Robot Viking has been sadly lacking in coverage of Paizo’s excellent Pathfinder extension of the D&D 3.5 rules (and accompanying campaign world). That’s not by design — I just don’t play Pathfinder, and I always look like a twit when I try to speak authoritatively about things I know very little about (not that that always stops me). Luckily, fellow Viking Billy Gibbs is running a summer Pathfinder campaign. Even though Pathfinder has been around for a while, he’s looking at it with fresh eyes.
Now, let me get one thing out of the way before I start rambling. I have never played D&D 3.5, and believe that 4th is a fairly decent skirmish game, even if everything has too much HP. Although the edition wars still rage on less savory websites, Iâ€™d like to think that we Cybernetic Norsemen are above such petty differences. Still, comparisons are unavoidable when Pathfinder is touted as the true fourth edition by some folks who can be quite scary. Anyway, let me get back on track, I have not played 3, 3.5, 3.14159 or any of those ones that start with 3. I have played a decent amount of 4th, so that will be what I will be making most of my comparisons to.

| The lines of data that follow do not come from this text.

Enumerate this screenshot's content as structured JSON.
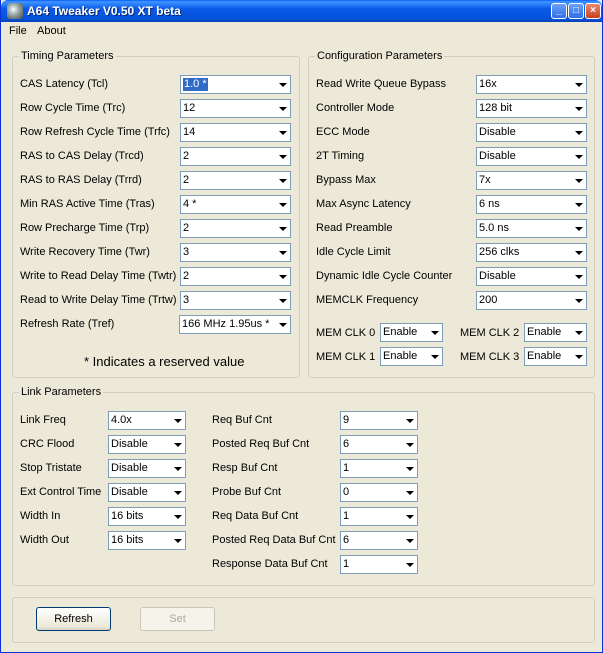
{
  "window": {
    "title": "A64 Tweaker V0.50 XT beta",
    "minimize": "_",
    "maximize": "□",
    "close": "×"
  },
  "menu": {
    "file": "File",
    "about": "About"
  },
  "timing": {
    "legend": "Timing Parameters",
    "rows": [
      {
        "label": "CAS Latency (Tcl)",
        "value": "1.0 *"
      },
      {
        "label": "Row Cycle Time (Trc)",
        "value": "12"
      },
      {
        "label": "Row Refresh Cycle Time (Trfc)",
        "value": "14"
      },
      {
        "label": "RAS to CAS Delay (Trcd)",
        "value": "2"
      },
      {
        "label": "RAS to RAS Delay (Trrd)",
        "value": "2"
      },
      {
        "label": "Min RAS Active Time (Tras)",
        "value": "4 *"
      },
      {
        "label": "Row Precharge Time (Trp)",
        "value": "2"
      },
      {
        "label": "Write Recovery Time (Twr)",
        "value": "3"
      },
      {
        "label": "Write to Read Delay Time (Twtr)",
        "value": "2"
      },
      {
        "label": "Read to Write Delay Time (Trtw)",
        "value": "3"
      },
      {
        "label": "Refresh Rate (Tref)",
        "value": "166 MHz 1.95us *"
      }
    ],
    "note": "* Indicates a reserved value"
  },
  "config": {
    "legend": "Configuration Parameters",
    "rows": [
      {
        "label": "Read Write Queue Bypass",
        "value": "16x"
      },
      {
        "label": "Controller Mode",
        "value": "128 bit"
      },
      {
        "label": "ECC Mode",
        "value": "Disable"
      },
      {
        "label": "2T Timing",
        "value": "Disable"
      },
      {
        "label": "Bypass Max",
        "value": "7x"
      },
      {
        "label": "Max Async Latency",
        "value": "6 ns"
      },
      {
        "label": "Read Preamble",
        "value": "5.0 ns"
      },
      {
        "label": "Idle Cycle Limit",
        "value": "256 clks"
      },
      {
        "label": "Dynamic Idle Cycle Counter",
        "value": "Disable"
      },
      {
        "label": "MEMCLK Frequency",
        "value": "200"
      }
    ],
    "memclk": [
      {
        "label": "MEM CLK 0",
        "value": "Enable"
      },
      {
        "label": "MEM CLK 2",
        "value": "Enable"
      },
      {
        "label": "MEM CLK 1",
        "value": "Enable"
      },
      {
        "label": "MEM CLK 3",
        "value": "Enable"
      }
    ]
  },
  "link": {
    "legend": "Link Parameters",
    "left": [
      {
        "label": "Link Freq",
        "value": "4.0x"
      },
      {
        "label": "CRC Flood",
        "value": "Disable"
      },
      {
        "label": "Stop Tristate",
        "value": "Disable"
      },
      {
        "label": "Ext Control Time",
        "value": "Disable"
      },
      {
        "label": "Width In",
        "value": "16 bits"
      },
      {
        "label": "Width Out",
        "value": "16 bits"
      }
    ],
    "right": [
      {
        "label": "Req Buf Cnt",
        "value": "9"
      },
      {
        "label": "Posted Req Buf Cnt",
        "value": "6"
      },
      {
        "label": "Resp Buf Cnt",
        "value": "1"
      },
      {
        "label": "Probe Buf Cnt",
        "value": "0"
      },
      {
        "label": "Req Data Buf Cnt",
        "value": "1"
      },
      {
        "label": "Posted Req Data Buf Cnt",
        "value": "6"
      },
      {
        "label": "Response Data Buf Cnt",
        "value": "1"
      }
    ]
  },
  "buttons": {
    "refresh": "Refresh",
    "set": "Set"
  }
}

The first thing I noticed when trying to set up encounters as a DM was the Challenge Ratings donâ€™t match up to player level in a 1:1 manner. In Fourth Edition a monster is given an approximate level in comparison to the PCs. For example a level 2 young Kruthik is approximately equal to a level 2 PC of a comparative role. In Pathfinder the CR indicates its power level in comparison to a party of four PCs a CR 2 bugbear could hold his own against four level 2 PCs. This isnâ€™t an exact science so itâ€™s often not a good idea to send those PCs after that bugbear unless you know a bit about the party and a real good idea of how that creature fights or else your combat could go massively wrong in either direction. This is especially true for spell casting bad guys. These guys are glass cannons in the most terrifying sense, with little armor and less health they go down easy. Defend them well if theyâ€™re key to a campaign or encounter, otherwise your PCs will be disappointed, and so will you.
This lack of health is a great thing in my book. Everything has small amounts of health, and puts out comparatively large amounts of damage. This lethality in combat keeps the pace going and Iâ€™ve found encourages role-playing in combat simply because when you canâ€™t just take hits all day youâ€™re much more inclined to negotiate or retreat, deciding that you might want to work out a plan before you pounce is suggested.
Iâ€™m a combat oriented DM so my thoughts naturally go towards combat andÂ I chose Pathfinder based largely on how combat functioned. That and how magic feels like magic. I know a lot of folks complain about how 4th is WoW and ruining RPGs forever and I would have to disagree with them. Itâ€™s not WoW, itâ€™s Final Fantasy Tactics: Tabletop Edition. The downside with this focus on tactical combat is that theyâ€™ve made magic feel mundane. Nearly all the spells are combat oriented, gouts of flame, and such. Nothing wrong with shooting fire, but when magic feels the same as archery, thereâ€™s a bit of a problem. Pathfinder has spells that do all sorts of weird magical things. Heck, itâ€™s possible to make a wizard in Pathfinder with no damaging spells and try to MacGuyver your way through life with those nonâ€“combat utility spells [Like my old illusionist sorceror! â€“ Ed.]. Making each spell only able to be cast once per day does seem to slow down the progression with regard to in-game time, due to the need to stop and camp quite often to recharge everything, but that allows the effects you get from spells and abilities to be more massive than as is generally allowed in 4E.
Another big difference is the skill system. In Pathfinder, you put ranks in skills as you level up, and you cannot put more ranks into any particular skill than your total number of hit dice, essentially your total level including any multi-classing. This causes characters to be more of a jack of all trades than in 4th where you are just trained in a few skills with a +5 bonus to those skills, and are generally ineffectual in the rest. I prefer the more varied method because it allows me, as DM, to throw more skill challenges at the PCs without the fear that itâ€™ll be something they stand no chance at succeeding in.
Overall I think I prefer Pathfinder to 4th for my gaming group at home. It better fits the style of play that weâ€™re looking for, although Iâ€™m still trying to convince them Shadowrun is a good idea. I do look forward to the return to university and the Legend of Zelda themed campaign Iâ€™m playing there. Deku Wizard GO!